In the quest to make visitors engage with your content as effortlessly as possible we are rolling out a new feature to your blog home pages—infinite scrolling! Instead of having to scroll and click through older-pages links we are now pulling new content automatically whenever a visitor approaches the bottom of a blog.
Best thing, it should be entirely transparent to you or your readers. The feature is enabled for blogs with the Twenty Ten or Twenty Eleven themes.
We take care of the smaller details, such as removing the older/next links, integrating with your design as smoothly as possible. Having said that, please let us know what you think by posting any feedback you may have. Thanks.
Another way of looking at this is that they have deleted my footer from the main page of my site, and given me no way to return it (short of picking another theme and undoing all the work I’ve put into this one).
I don’t have the will to add my voice to the many, many complaints already being voiced in the forums. Instead I think I’ll be creating my own self hosted WordPress blog. Continue reading →
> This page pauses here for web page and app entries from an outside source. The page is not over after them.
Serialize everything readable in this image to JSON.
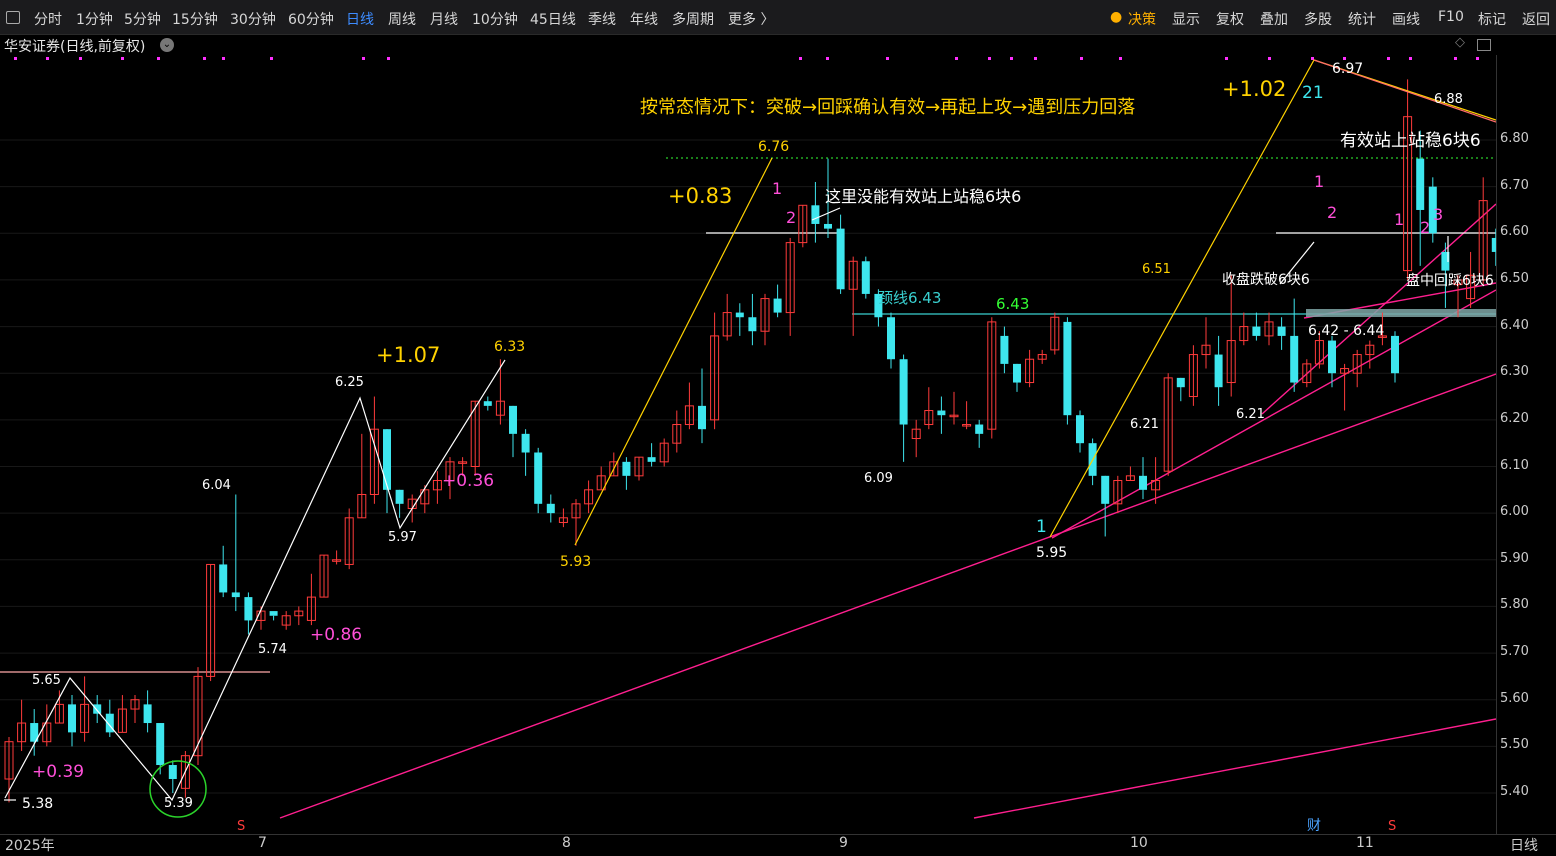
{
  "toolbar": {
    "periods": [
      "分时",
      "1分钟",
      "5分钟",
      "15分钟",
      "30分钟",
      "60分钟",
      "日线",
      "周线",
      "月线",
      "10分钟",
      "45日线",
      "季线",
      "年线",
      "多周期",
      "更多 〉"
    ],
    "active_period": "日线",
    "right": [
      "决策",
      "显示",
      "复权",
      "叠加",
      "多股",
      "统计",
      "画线",
      "F10",
      "标记",
      "返回"
    ]
  },
  "title": "华安证券(日线,前复权)",
  "period_label": "日线",
  "colors": {
    "up": "#ff3b3b",
    "down": "#3ee6ee",
    "annot_white": "#ffffff",
    "annot_yellow": "#ffd200",
    "annot_magenta": "#ff4fd8",
    "trend": "#ff1f8f",
    "neck": "#39d0d0"
  },
  "chart_data": {
    "type": "candlestick",
    "ylim": [
      5.35,
      6.95
    ],
    "y_ticks": [
      "5.40",
      "5.50",
      "5.60",
      "5.70",
      "5.80",
      "5.90",
      "6.00",
      "6.10",
      "6.20",
      "6.30",
      "6.40",
      "6.50",
      "6.60",
      "6.70",
      "6.80"
    ],
    "x_ticks": [
      "2025年",
      "7",
      "8",
      "9",
      "10",
      "11"
    ],
    "candles": [
      [
        5.43,
        5.51,
        5.38,
        5.52
      ],
      [
        5.51,
        5.55,
        5.49,
        5.6
      ],
      [
        5.55,
        5.51,
        5.48,
        5.58
      ],
      [
        5.51,
        5.55,
        5.5,
        5.59
      ],
      [
        5.55,
        5.59,
        5.55,
        5.62
      ],
      [
        5.59,
        5.53,
        5.5,
        5.61
      ],
      [
        5.53,
        5.59,
        5.51,
        5.65
      ],
      [
        5.59,
        5.57,
        5.55,
        5.61
      ],
      [
        5.57,
        5.53,
        5.52,
        5.6
      ],
      [
        5.53,
        5.58,
        5.53,
        5.61
      ],
      [
        5.58,
        5.6,
        5.55,
        5.61
      ],
      [
        5.59,
        5.55,
        5.53,
        5.62
      ],
      [
        5.55,
        5.46,
        5.44,
        5.55
      ],
      [
        5.46,
        5.43,
        5.4,
        5.47
      ],
      [
        5.41,
        5.48,
        5.39,
        5.49
      ],
      [
        5.48,
        5.65,
        5.46,
        5.67
      ],
      [
        5.65,
        5.89,
        5.64,
        5.89
      ],
      [
        5.89,
        5.83,
        5.82,
        5.93
      ],
      [
        5.83,
        5.82,
        5.79,
        6.04
      ],
      [
        5.82,
        5.77,
        5.74,
        5.83
      ],
      [
        5.77,
        5.79,
        5.75,
        5.8
      ],
      [
        5.79,
        5.78,
        5.77,
        5.78
      ],
      [
        5.76,
        5.78,
        5.75,
        5.79
      ],
      [
        5.78,
        5.79,
        5.76,
        5.8
      ],
      [
        5.77,
        5.82,
        5.76,
        5.87
      ],
      [
        5.82,
        5.91,
        5.82,
        5.91
      ],
      [
        5.9,
        5.9,
        5.89,
        5.92
      ],
      [
        5.89,
        5.99,
        5.88,
        6.01
      ],
      [
        5.99,
        6.04,
        5.99,
        6.17
      ],
      [
        6.04,
        6.18,
        6.02,
        6.25
      ],
      [
        6.18,
        6.05,
        6.0,
        6.18
      ],
      [
        6.05,
        6.02,
        5.99,
        6.05
      ],
      [
        6.01,
        6.03,
        5.98,
        6.04
      ],
      [
        6.02,
        6.05,
        6.0,
        6.06
      ],
      [
        6.05,
        6.07,
        6.02,
        6.09
      ],
      [
        6.07,
        6.11,
        6.03,
        6.12
      ],
      [
        6.11,
        6.11,
        6.08,
        6.12
      ],
      [
        6.1,
        6.24,
        6.08,
        6.24
      ],
      [
        6.24,
        6.23,
        6.22,
        6.25
      ],
      [
        6.21,
        6.24,
        6.19,
        6.33
      ],
      [
        6.23,
        6.17,
        6.12,
        6.23
      ],
      [
        6.17,
        6.13,
        6.08,
        6.18
      ],
      [
        6.13,
        6.02,
        6.0,
        6.14
      ],
      [
        6.02,
        6.0,
        5.98,
        6.04
      ],
      [
        5.98,
        5.99,
        5.97,
        6.01
      ],
      [
        5.99,
        6.02,
        5.93,
        6.03
      ],
      [
        6.02,
        6.05,
        6.0,
        6.07
      ],
      [
        6.05,
        6.08,
        6.05,
        6.1
      ],
      [
        6.08,
        6.11,
        6.08,
        6.13
      ],
      [
        6.11,
        6.08,
        6.05,
        6.12
      ],
      [
        6.08,
        6.12,
        6.07,
        6.12
      ],
      [
        6.12,
        6.11,
        6.1,
        6.15
      ],
      [
        6.11,
        6.15,
        6.1,
        6.16
      ],
      [
        6.15,
        6.19,
        6.13,
        6.22
      ],
      [
        6.19,
        6.23,
        6.18,
        6.28
      ],
      [
        6.23,
        6.18,
        6.15,
        6.31
      ],
      [
        6.2,
        6.38,
        6.18,
        6.43
      ],
      [
        6.38,
        6.43,
        6.37,
        6.47
      ],
      [
        6.43,
        6.42,
        6.38,
        6.45
      ],
      [
        6.42,
        6.39,
        6.36,
        6.47
      ],
      [
        6.39,
        6.46,
        6.36,
        6.47
      ],
      [
        6.46,
        6.43,
        6.42,
        6.49
      ],
      [
        6.43,
        6.58,
        6.38,
        6.59
      ],
      [
        6.58,
        6.66,
        6.57,
        6.66
      ],
      [
        6.66,
        6.62,
        6.58,
        6.71
      ],
      [
        6.62,
        6.61,
        6.59,
        6.76
      ],
      [
        6.61,
        6.48,
        6.47,
        6.64
      ],
      [
        6.48,
        6.54,
        6.38,
        6.55
      ],
      [
        6.54,
        6.47,
        6.46,
        6.55
      ],
      [
        6.47,
        6.42,
        6.4,
        6.48
      ],
      [
        6.42,
        6.33,
        6.31,
        6.43
      ],
      [
        6.33,
        6.19,
        6.11,
        6.34
      ],
      [
        6.16,
        6.18,
        6.12,
        6.2
      ],
      [
        6.19,
        6.22,
        6.18,
        6.27
      ],
      [
        6.22,
        6.21,
        6.17,
        6.25
      ],
      [
        6.21,
        6.21,
        6.19,
        6.26
      ],
      [
        6.19,
        6.19,
        6.18,
        6.24
      ],
      [
        6.19,
        6.17,
        6.14,
        6.2
      ],
      [
        6.18,
        6.41,
        6.16,
        6.42
      ],
      [
        6.38,
        6.32,
        6.3,
        6.4
      ],
      [
        6.32,
        6.28,
        6.26,
        6.32
      ],
      [
        6.28,
        6.33,
        6.27,
        6.35
      ],
      [
        6.33,
        6.34,
        6.32,
        6.35
      ],
      [
        6.35,
        6.42,
        6.34,
        6.43
      ],
      [
        6.41,
        6.21,
        6.19,
        6.42
      ],
      [
        6.21,
        6.15,
        6.13,
        6.22
      ],
      [
        6.15,
        6.08,
        6.06,
        6.16
      ],
      [
        6.08,
        6.02,
        5.95,
        6.08
      ],
      [
        6.02,
        6.07,
        6.0,
        6.08
      ],
      [
        6.07,
        6.08,
        6.07,
        6.1
      ],
      [
        6.08,
        6.05,
        6.03,
        6.12
      ],
      [
        6.05,
        6.07,
        6.02,
        6.12
      ],
      [
        6.09,
        6.29,
        6.08,
        6.3
      ],
      [
        6.29,
        6.27,
        6.24,
        6.29
      ],
      [
        6.25,
        6.34,
        6.23,
        6.36
      ],
      [
        6.34,
        6.36,
        6.31,
        6.42
      ],
      [
        6.34,
        6.27,
        6.23,
        6.38
      ],
      [
        6.28,
        6.37,
        6.25,
        6.51
      ],
      [
        6.37,
        6.4,
        6.36,
        6.43
      ],
      [
        6.4,
        6.38,
        6.37,
        6.43
      ],
      [
        6.38,
        6.41,
        6.36,
        6.43
      ],
      [
        6.4,
        6.38,
        6.35,
        6.42
      ],
      [
        6.38,
        6.28,
        6.26,
        6.46
      ],
      [
        6.28,
        6.32,
        6.27,
        6.33
      ],
      [
        6.32,
        6.37,
        6.31,
        6.39
      ],
      [
        6.37,
        6.3,
        6.27,
        6.38
      ],
      [
        6.3,
        6.31,
        6.22,
        6.32
      ],
      [
        6.3,
        6.34,
        6.27,
        6.35
      ],
      [
        6.34,
        6.36,
        6.31,
        6.37
      ],
      [
        6.38,
        6.38,
        6.36,
        6.43
      ],
      [
        6.38,
        6.3,
        6.28,
        6.39
      ],
      [
        6.52,
        6.85,
        6.5,
        6.93
      ],
      [
        6.76,
        6.65,
        6.53,
        6.82
      ],
      [
        6.7,
        6.6,
        6.58,
        6.72
      ],
      [
        6.56,
        6.52,
        6.44,
        6.58
      ],
      [
        6.49,
        6.5,
        6.42,
        6.51
      ],
      [
        6.46,
        6.51,
        6.44,
        6.56
      ],
      [
        6.5,
        6.67,
        6.49,
        6.72
      ],
      [
        6.59,
        6.56,
        6.53,
        6.61
      ],
      [
        6.55,
        6.69,
        6.53,
        6.76
      ],
      [
        6.67,
        6.71,
        6.6,
        6.88
      ],
      [
        6.69,
        6.67,
        6.64,
        6.74
      ]
    ]
  },
  "annotations": {
    "main_note": "按常态情况下：突破→回踩确认有效→再起上攻→遇到压力回落",
    "fail_note": "这里没能有效站上站稳6块6",
    "hold_note": "有效站上站稳6块6",
    "break_note": "收盘跌破6块6",
    "intraday_note": "盘中回踩6块6",
    "neck_label": "颈线6.43",
    "zone_label": "6.42 - 6.44",
    "neck_price": "6.43",
    "gains": [
      "+0.39",
      "+0.86",
      "+1.07",
      "+0.36",
      "+0.83",
      "+1.02"
    ],
    "prices": {
      "p538": "5.38",
      "p565": "5.65",
      "p539": "5.39",
      "p604": "6.04",
      "p574": "5.74",
      "p625": "6.25",
      "p597": "5.97",
      "p633": "6.33",
      "p593": "5.93",
      "p676": "6.76",
      "p609": "6.09",
      "p595": "5.95",
      "p621a": "6.21",
      "p651": "6.51",
      "p621b": "6.21",
      "p697": "6.97",
      "p688": "6.88"
    },
    "counts": [
      "1",
      "2",
      "1",
      "21",
      "1",
      "2",
      "1",
      "2",
      "3"
    ],
    "markers": {
      "cai": "财",
      "s": "S"
    }
  }
}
By the early sixteen-hundreds, the bonfires traditionally lit around the start of November had been co-opted as trappings for a sort of national anti-Catholic day at which effigies of the Pope would be incinerated.
As mastermind behind the terrorist outrage du jour, however, the plot’s nominal leader Guido Fawkes rapidly replaced the pontiff as hate-mascot of choice on these occasions.
Jump forward 300 years, though, to the battered post-war England of the 1950s, and the saturnine insurrectionary had taken on more ambiguous connotations.
When parents explained to their offspring about Guy Fawkes and his attempt to blow up Parliament, there always seemed to be an undertone of admiration in their voices, or at least there did in Northampton.
While that era’s children perhaps didn’t see Fawkes as a hero, they certainly didn’t see him as the villainous scapegoat he’d originally been intended as.
Debatewise.org is a site I think about every time I see an argument on Twitter or in a comment thread on some blog or other. The reality of the site falls very far short of the promise on offer:
[…] a place where the best possible arguments for one side are listed next to the best possible arguments against. These arguments aren’t created by one person, but by like-minded individuals collaborating to form the strongest case. This allows people both to easily compare the pros and cons and also to come to a decision safe in the knowledge they have the best information to hand.